Getting people under 18 to engage with paid ads is tricky business. One reason is because Facebook doesn’t allow you to show some ad types (like lead gen) to anyone under 18. Another is because Facebook’s arbitrary policy enforcement could make it so your ads never see the light of day.
But perhaps the biggest problem of all is that teenagers are rarely the ultimate decision-makers in their lives. They have gatekeepers: their parents.
If you want to get the attention of high school students, you have to reach them through their parents.
In September 2017, we ran ads for a student event in Montgomery, Alabama. The goal was to get as many high school and college undergrad attendees as possible. We set up 3 audiences:
From the Law and Liberty event in Montgommery
Targeting broadly all high schoolers and undergraduate students in Alabama seemed to work fine, but when we broke down the performance by age demographic we saw this:
From the Law and Liberty in Montgomery
So it turned out that we had 2 responses from high schoolers, 6 from undergrads, and 6 from parents of high schoolers.

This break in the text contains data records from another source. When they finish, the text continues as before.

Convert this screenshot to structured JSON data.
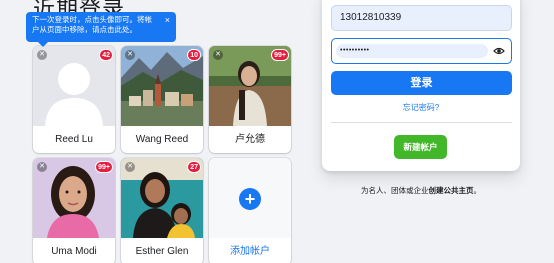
{
  "heading": "近期登录",
  "tooltip": {
    "text": "下一次登录时，点击头像即可。将帐户从页面中移除，请点击此处。",
    "close": "×"
  },
  "accounts": [
    {
      "name": "Reed Lu",
      "badge": "42"
    },
    {
      "name": "Wang Reed",
      "badge": "10"
    },
    {
      "name": "卢允德",
      "badge": "99+"
    },
    {
      "name": "Uma Modi",
      "badge": "99+"
    },
    {
      "name": "Esther Glen",
      "badge": "27"
    }
  ],
  "add_account": {
    "label": "添加帐户",
    "icon": "plus-icon"
  },
  "login": {
    "phone_value": "13012810339",
    "password_value": "••••••••••",
    "login_label": "登录",
    "forgot_label": "忘记密码?",
    "create_label": "新建帐户"
  },
  "page_text_before": "为名人、团体或企业",
  "page_text_bold": "创建公共主页",
  "page_text_after": "。",
  "colors": {
    "primary": "#1877f2",
    "success": "#42b72a",
    "badge": "#e41e3f",
    "background": "#f0f2f5"
  }
}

We ran ads for another event in Colorado Springs, Colorado a few weeks later, and saw something similar. We targeted both high schoolers and undergraduate students, and saw very few high school aged people respond to the event:
From an event in Colorado Springs
After noting all of this, we’ve started focusing our advertising efforts on parents of high schoolers instead of high schoolers themselves, and we’ve seen encouraging results.
From an ad for our 3-day summer seminars
Targeting parents on Facebook is extremely easy. When you’re creating an audience, you can add a demographic-based criterion called “Parents with teenagers (13–18 years).”
And that’s all there is to it! You can upload a custom audience or create a lookalike audience and apply this criteria to filter out the parents of high schoolers.
So if you’re putting on an event or looking to catch the interest of high schoolers using Facebook ads, your best bet is to target and appeal to their parents.